If the Legislature continues on the road it traveled with a voter identification bill last week, Oklahoma voters may need more than one pencil when they head to the polls next year.
Besides picking candidates for a slew of offices, a pattern has developed from the Republican-controlled Legislature that could greatly expand the ballot. If key pieces of their agenda can’t get past the governor, a send-it-to-a-vote-of-the-people mentality will be unleashed.
“We reserve the right to use that option,” said Speaker of the House Chris Benge, R-Tulsa. “But I would hope first we would be able to work with the governor on these issues and not have to take this option.”
The let-the-people-decide engine was revved up when Gov. Brad Henry vetoed a bill that would have required anyone voting in an Oklahoma election to show a proof of identification at the polls. The measure is steeped in controversy, as proponents argue this would be a way to keep integrity in the voting system. But opponents are concerned such a requirement could disenfranchise minorities and low-income residents from elections. They also contend the requirement may be unconstitutional.
The original bill made its way through the state House and Senate before landing on the governor’s desk. It became Henry’s first veto of the 2009 legislative session.
Within a half-hour of Henry’s announced veto, another bill was sent before the House with the same voting requirements. Only this time, the bill eluded the governor’s veto pen and took the item straight to the voting public to decide the matter. It now heads over to the Senate.
When asked if this was going to be the routine every time Henry vetoed a bill, Benge said it’s quite possible.
“Whenever you keep running into roadblocks, you look for ways to get around those roadblocks,” he said. “If they are legitimate, and this is a legitimate way, we’ve chosen to take that road.”
The strategy of taking an issue out of the hands of elected officials and letting the public hash it out raises a question of the role of government. Deciding what to do on tough issues would seem part of the job description for a legislator.
“If we send everything that could be controversial to a vote of the people, then we don’t need to be up here,” said Rep. Danny Morgan, D-Prague, the House minority leader.
The voter ID bill is not the first measure to make it out of the Legislature, bypass the governor, and let the voting public chose its fate in November of 2010. Oklahomans will also be asked whether they think attorneys’ fees should be capped in civil litigation cases in House Bill 1602. Legislative supporters of lawsuit reform have threatened to send more bills to a vote of the people if the governor continues to thwart their efforts.

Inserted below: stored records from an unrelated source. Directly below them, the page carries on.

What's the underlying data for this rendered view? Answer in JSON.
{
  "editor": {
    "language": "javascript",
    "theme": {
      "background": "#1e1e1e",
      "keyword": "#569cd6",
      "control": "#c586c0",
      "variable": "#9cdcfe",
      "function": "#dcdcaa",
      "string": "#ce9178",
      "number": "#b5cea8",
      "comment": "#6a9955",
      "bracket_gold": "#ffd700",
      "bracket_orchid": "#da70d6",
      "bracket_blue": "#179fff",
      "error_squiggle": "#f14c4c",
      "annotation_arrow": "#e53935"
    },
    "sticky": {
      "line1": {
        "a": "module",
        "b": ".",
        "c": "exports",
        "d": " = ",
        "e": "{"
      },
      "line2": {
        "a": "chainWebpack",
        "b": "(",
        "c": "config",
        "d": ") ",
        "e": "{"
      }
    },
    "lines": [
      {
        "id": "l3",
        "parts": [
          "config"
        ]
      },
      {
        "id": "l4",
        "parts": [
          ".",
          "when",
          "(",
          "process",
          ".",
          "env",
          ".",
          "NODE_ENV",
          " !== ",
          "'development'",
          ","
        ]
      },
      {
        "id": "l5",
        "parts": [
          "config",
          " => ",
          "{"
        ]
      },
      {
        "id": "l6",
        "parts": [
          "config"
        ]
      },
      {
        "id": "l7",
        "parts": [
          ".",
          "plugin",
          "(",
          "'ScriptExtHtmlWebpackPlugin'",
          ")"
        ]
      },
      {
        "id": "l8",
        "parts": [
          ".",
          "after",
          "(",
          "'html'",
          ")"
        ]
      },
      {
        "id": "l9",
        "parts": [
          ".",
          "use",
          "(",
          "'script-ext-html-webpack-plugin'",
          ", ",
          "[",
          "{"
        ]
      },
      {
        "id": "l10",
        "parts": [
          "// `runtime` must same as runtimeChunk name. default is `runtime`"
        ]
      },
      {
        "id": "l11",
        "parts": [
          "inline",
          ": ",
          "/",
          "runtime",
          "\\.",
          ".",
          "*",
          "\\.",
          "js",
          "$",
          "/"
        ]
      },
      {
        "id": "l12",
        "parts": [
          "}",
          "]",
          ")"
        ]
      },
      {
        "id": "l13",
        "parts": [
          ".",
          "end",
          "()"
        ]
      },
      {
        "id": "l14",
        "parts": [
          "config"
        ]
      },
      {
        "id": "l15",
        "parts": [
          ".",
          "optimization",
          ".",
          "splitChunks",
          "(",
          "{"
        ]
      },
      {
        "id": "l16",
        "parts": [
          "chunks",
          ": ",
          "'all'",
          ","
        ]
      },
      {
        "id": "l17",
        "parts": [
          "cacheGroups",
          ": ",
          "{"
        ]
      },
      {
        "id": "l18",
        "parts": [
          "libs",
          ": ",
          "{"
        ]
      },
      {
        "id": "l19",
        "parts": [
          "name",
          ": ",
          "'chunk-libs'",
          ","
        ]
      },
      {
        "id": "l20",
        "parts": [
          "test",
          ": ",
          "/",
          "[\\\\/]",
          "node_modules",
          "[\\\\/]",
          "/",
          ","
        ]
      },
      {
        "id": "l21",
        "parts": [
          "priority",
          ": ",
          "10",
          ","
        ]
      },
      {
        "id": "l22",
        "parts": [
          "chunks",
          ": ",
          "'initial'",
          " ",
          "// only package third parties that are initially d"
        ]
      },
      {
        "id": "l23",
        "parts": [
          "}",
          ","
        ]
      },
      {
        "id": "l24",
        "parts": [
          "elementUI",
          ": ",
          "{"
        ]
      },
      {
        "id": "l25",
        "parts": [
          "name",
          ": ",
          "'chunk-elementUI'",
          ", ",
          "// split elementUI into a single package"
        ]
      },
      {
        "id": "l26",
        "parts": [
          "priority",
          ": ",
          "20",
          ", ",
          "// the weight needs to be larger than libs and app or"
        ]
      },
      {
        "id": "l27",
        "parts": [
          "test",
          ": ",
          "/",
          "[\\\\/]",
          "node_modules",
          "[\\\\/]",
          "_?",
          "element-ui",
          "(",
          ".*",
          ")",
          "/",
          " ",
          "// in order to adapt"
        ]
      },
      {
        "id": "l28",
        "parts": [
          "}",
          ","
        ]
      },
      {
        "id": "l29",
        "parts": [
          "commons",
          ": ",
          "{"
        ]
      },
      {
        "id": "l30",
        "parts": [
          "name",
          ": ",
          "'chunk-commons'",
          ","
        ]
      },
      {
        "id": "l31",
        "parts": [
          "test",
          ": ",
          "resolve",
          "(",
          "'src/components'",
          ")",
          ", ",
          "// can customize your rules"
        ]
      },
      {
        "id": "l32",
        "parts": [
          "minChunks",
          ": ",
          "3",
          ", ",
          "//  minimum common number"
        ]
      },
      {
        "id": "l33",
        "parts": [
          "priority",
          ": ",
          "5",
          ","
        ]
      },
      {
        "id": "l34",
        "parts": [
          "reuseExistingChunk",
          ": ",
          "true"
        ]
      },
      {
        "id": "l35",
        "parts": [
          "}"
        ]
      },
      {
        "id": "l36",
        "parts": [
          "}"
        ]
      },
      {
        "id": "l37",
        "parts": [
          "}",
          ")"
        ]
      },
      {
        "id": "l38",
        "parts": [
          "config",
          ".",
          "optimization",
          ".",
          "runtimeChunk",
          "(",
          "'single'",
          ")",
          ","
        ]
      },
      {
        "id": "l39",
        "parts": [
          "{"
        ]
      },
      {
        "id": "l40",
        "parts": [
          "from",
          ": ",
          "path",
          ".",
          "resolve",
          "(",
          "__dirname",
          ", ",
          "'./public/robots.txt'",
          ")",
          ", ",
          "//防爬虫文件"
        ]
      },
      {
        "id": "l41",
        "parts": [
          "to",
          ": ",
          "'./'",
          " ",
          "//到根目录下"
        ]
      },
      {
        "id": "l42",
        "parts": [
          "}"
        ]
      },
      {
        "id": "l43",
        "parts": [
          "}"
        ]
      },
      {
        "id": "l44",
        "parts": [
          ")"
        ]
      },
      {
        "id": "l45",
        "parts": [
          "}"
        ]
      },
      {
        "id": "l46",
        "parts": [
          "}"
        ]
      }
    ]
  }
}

VOTER ID PROPONENTS
But unlike the voter ID bill, the attorney fees bill was presented as a resolution for a public vote. Voter ID proponents brought the issue back up in the form of a regular bill, yet managed to avoid the governor’s veto pen.
“One thing that does come into play, the voter ID bill is something we have advocated for many, many years and just run into roadblocks,” Benge said. “It’s been pretty much a party-line division.”
Eight Democrats did vote in favor of the bill.
The Republicans’ strategic use of the public vote contrasts from their arguments back in 2003 when the lottery was debated. Nearly every Republican legislator voted against letting the public decide if Oklahoma should have a lottery. It was Henry’s main thrust during his first year in office, and it sharply divided the state Capitol. The measure eventually passed, both in the Legislature and in the 2004 election, and Oklahomans now can play the lottery.
GOOD VERSUS BAD POLICY
Benge voted against sending the lottery to a public vote and said he would do the same today. He explained the difference between letting the public decide on voter ID but not on the lottery comes down to good versus bad policy.
“It’s a balance between casting votes that represent what your people would like to see, but you also cast votes you hope are good policy,” he said. “In this case, as a representative of the people, I felt strongly this was not good policy and cast the vote accordingly based on my being their representative.”
Morgan did vote to allow the lottery to go to the people, but voted against letting the public decide voter ID. For him, it comes down how much interest his district has in an issue and whether opinions are evenly divided.
“When it’s that close, that contentious of an issue, then I have no problem sending it out and letting the voters decide because they have not given me clear instructions on what they want me to do as their elected official,” Morgan said. “As a legislator, that to me is my job is to find out which way my constituents want me to go. If it’s 50-50, like it was on the lottery, I said, ‘Let you all decide that.'”
If the governor’s veto pen runs out of ink this session, voters may be spending a long time in the voting booth 19 months from now. “Scott Cooper